News and views on motorsports

Tuesday, October 03, 2006

On Team Orders II

In the wake of the Chinese Grand Prix last weekend, there seems to have been some discontent especially among the tifosi. The source of that discontent being Renault's own team orders during the race.

I've never been against team orders. I think thats just part and parcel of racing for the longest time. But I'm very much against unsporting behaviour and therein lies the difference between Ferrari and Renault (and pretty much everyone else). Other teams at least give both their drivers an equal shot at the championship. Team orders come into play only when one of the drivers no longer has any chance of winning the title. At which point, that driver, not unreasonably, will be asked to lend a hand to his teammate.

At Ferrari, all drivers at any time during the championship will be asked to subsume themselves to Michael Schumacher. The most blatant occurrence of that happened at the 2002 Austrian Grand Prix, when Rubens Barrichello, despite being quicker than Michael all weekend was asked to move over by the Ferrari management. At that point of the season, Michael had already built up such a lead in the championship that such actions were simply uncalled for.

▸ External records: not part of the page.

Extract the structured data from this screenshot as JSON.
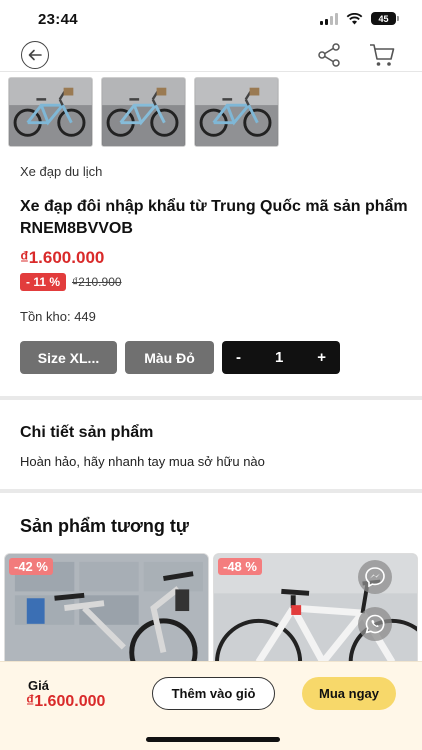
{
  "status_bar": {
    "time": "23:44",
    "battery": "45",
    "icons": [
      "signal-icon",
      "wifi-icon",
      "battery-icon"
    ]
  },
  "nav": {
    "icons": [
      "back-arrow-icon",
      "share-icon",
      "cart-icon"
    ]
  },
  "product": {
    "category": "Xe đạp du lịch",
    "title": "Xe đạp đôi nhập khẩu từ Trung Quốc mã sản phẩm RNEM8BVVOB",
    "price": "₫1.600.000",
    "discount": "- 11 %",
    "old_price": "₫210.900",
    "stock": "Tồn kho: 449",
    "thumbnail_count": 3
  },
  "options": {
    "size_label": "Size XL...",
    "color_label": "Màu Đỏ",
    "qty_minus": "-",
    "qty_value": "1",
    "qty_plus": "+"
  },
  "detail": {
    "title": "Chi tiết sản phẩm",
    "text": "Hoàn hảo, hãy nhanh tay mua sở hữu nào"
  },
  "similar": {
    "title": "Sản phẩm tương tự",
    "items": [
      {
        "badge": "-42 %"
      },
      {
        "badge": "-48 %"
      }
    ]
  },
  "bottom_bar": {
    "price_label": "Giá",
    "price": "₫1.600.000",
    "add_to_cart": "Thêm vào giỏ",
    "buy_now": "Mua ngay"
  },
  "colors": {
    "price_red": "#d92a2a",
    "badge_red": "#e23c3c",
    "buy_yellow": "#f7d86a",
    "bottom_bg": "#fff7e8",
    "variant_gray": "#707070"
  }
}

The F2002 was such a vastly superior car that the rest of the field had simply no chance. Why not then, let the Ferrari drivers sort themselves out? As for the FIA, I think they were very much concerned that Ferrari's action had "brought the sport into disrepute." But in this case, they had a point. It was completely unsporting and the fans in Austria let it be known by jeering the Ferrari team during the podium ceremonies.

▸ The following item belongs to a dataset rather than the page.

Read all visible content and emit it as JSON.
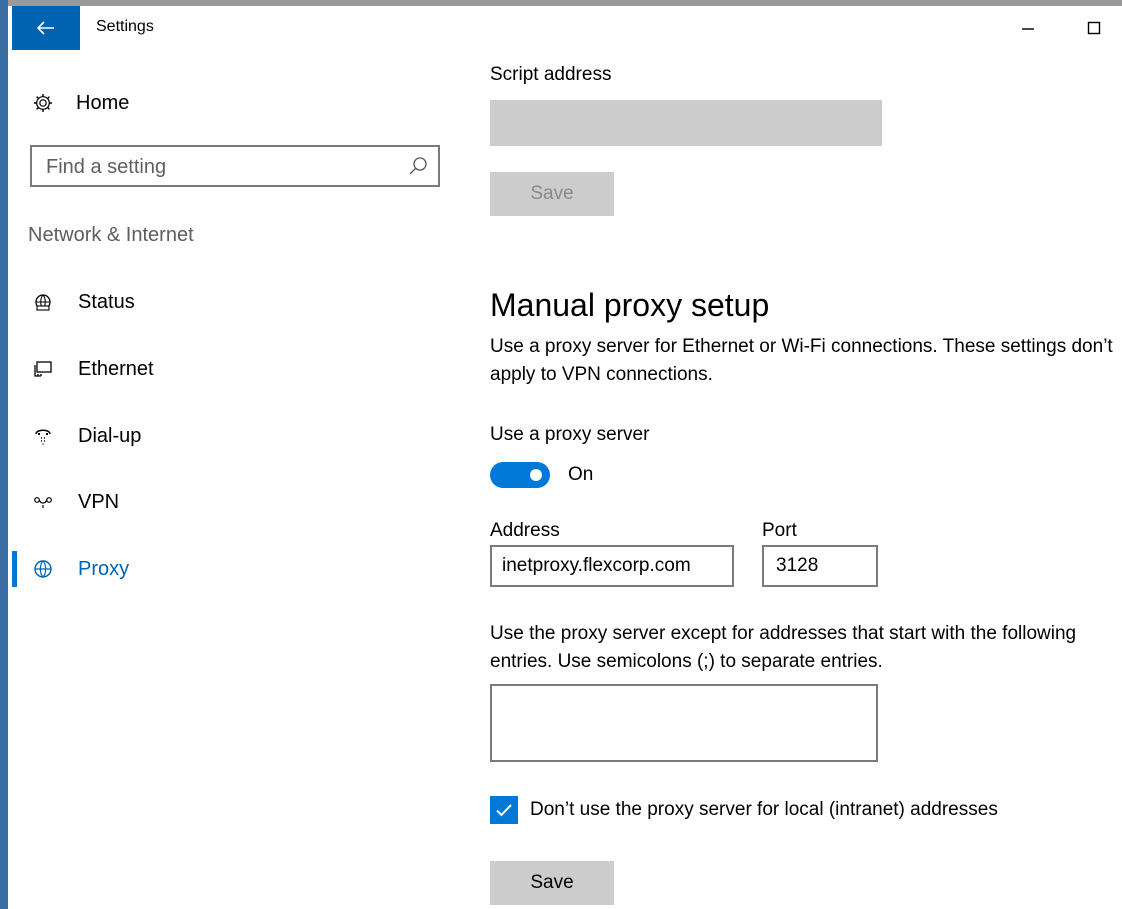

Its hard to regulate against team orders because for one, teams will find a way round it. But the criteria to be applied, and this is by no means easy, is whether such team orders consistutes unsporting behaviour. In many cases its very hard to tell. The criteria for judging unsporting behaviour is itself undefined. One cannot simply apply the "disrepute" criteria that the FIA loves so much. Disrepute in whose eyes?

However, its easy to see that in the case of the Scuderia, anyone else except Michael has simply no chance at their own ambitions. I find that aspect very repulsive though I suspect that that is Michael's requirements and not necessarily that of Ferrari.

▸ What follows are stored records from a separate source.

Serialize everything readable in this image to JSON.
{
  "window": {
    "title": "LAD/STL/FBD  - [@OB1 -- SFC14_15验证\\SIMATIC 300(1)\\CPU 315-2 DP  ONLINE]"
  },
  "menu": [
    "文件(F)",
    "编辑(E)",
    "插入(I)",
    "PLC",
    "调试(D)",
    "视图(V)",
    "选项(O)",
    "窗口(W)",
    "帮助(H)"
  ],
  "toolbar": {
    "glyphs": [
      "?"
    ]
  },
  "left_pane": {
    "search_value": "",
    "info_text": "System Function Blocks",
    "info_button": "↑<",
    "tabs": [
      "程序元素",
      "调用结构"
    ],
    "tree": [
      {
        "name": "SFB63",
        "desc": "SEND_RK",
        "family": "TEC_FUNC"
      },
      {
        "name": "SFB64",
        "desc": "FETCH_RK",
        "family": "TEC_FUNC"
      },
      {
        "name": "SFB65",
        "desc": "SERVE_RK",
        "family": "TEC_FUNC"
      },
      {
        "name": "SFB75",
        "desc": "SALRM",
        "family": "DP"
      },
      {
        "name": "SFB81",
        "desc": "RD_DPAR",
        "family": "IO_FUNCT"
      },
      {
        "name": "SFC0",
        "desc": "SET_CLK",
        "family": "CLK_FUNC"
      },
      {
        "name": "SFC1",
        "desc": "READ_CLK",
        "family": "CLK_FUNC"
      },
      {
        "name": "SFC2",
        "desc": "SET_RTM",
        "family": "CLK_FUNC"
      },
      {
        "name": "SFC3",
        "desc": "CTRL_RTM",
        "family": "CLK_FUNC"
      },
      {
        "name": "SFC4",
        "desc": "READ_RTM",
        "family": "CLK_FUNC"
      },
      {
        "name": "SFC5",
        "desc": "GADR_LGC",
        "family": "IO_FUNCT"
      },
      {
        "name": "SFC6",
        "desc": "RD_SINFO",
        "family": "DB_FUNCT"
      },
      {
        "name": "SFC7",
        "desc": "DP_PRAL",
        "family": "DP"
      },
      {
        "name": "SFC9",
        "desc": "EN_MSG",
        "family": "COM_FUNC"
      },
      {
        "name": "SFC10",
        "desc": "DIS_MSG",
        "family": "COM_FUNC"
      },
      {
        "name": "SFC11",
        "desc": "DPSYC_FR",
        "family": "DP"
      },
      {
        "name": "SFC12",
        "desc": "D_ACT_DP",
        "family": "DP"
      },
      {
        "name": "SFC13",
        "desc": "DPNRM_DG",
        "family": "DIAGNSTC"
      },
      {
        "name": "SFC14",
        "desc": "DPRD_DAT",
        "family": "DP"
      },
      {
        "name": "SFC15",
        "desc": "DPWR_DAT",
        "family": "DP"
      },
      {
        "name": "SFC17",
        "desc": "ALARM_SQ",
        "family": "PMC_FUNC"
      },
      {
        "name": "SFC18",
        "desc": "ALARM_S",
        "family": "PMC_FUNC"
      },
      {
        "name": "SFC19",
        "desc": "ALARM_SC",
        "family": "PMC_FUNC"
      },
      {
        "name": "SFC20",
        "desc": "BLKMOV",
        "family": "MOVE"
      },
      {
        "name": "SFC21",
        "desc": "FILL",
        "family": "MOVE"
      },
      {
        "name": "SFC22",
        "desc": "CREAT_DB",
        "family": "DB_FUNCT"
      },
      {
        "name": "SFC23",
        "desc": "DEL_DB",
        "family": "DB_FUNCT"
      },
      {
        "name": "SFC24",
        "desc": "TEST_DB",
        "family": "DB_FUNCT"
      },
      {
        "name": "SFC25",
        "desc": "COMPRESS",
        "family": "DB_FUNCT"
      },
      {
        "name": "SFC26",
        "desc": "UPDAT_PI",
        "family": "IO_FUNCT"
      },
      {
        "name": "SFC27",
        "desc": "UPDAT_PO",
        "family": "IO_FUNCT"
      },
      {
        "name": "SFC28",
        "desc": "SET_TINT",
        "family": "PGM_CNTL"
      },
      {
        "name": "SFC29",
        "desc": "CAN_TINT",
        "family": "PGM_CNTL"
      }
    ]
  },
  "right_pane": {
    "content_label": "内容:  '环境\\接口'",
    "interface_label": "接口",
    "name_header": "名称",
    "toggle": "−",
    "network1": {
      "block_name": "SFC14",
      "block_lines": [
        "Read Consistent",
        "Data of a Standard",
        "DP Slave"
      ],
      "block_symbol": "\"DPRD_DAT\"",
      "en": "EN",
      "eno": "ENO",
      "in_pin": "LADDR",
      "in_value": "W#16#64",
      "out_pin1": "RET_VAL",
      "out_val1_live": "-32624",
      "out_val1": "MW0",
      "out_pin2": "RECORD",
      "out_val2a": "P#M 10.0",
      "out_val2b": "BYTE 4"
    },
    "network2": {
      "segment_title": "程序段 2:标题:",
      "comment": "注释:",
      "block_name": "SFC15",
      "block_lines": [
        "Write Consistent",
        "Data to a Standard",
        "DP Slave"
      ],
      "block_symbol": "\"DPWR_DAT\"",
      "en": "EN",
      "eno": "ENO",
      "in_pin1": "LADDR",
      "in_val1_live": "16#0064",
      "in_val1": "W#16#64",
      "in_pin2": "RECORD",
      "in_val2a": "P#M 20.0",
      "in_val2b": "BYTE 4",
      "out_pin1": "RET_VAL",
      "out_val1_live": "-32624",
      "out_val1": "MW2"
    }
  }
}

1 comment:

patrick said...

Spot on. And I wouldn't object to Ferrari employing team orders at this stage in the championship either. But as you say, there's a difference between asking a driver who can't win the championship to help his team mate who can, and simply running a team whereby when the only two title contenders drive the same car anyway, they're not allowed to race each other - or where in order to guarantee winning every race with no championship at stake, drivers are not allowed to race each other (think Ferrari 2004)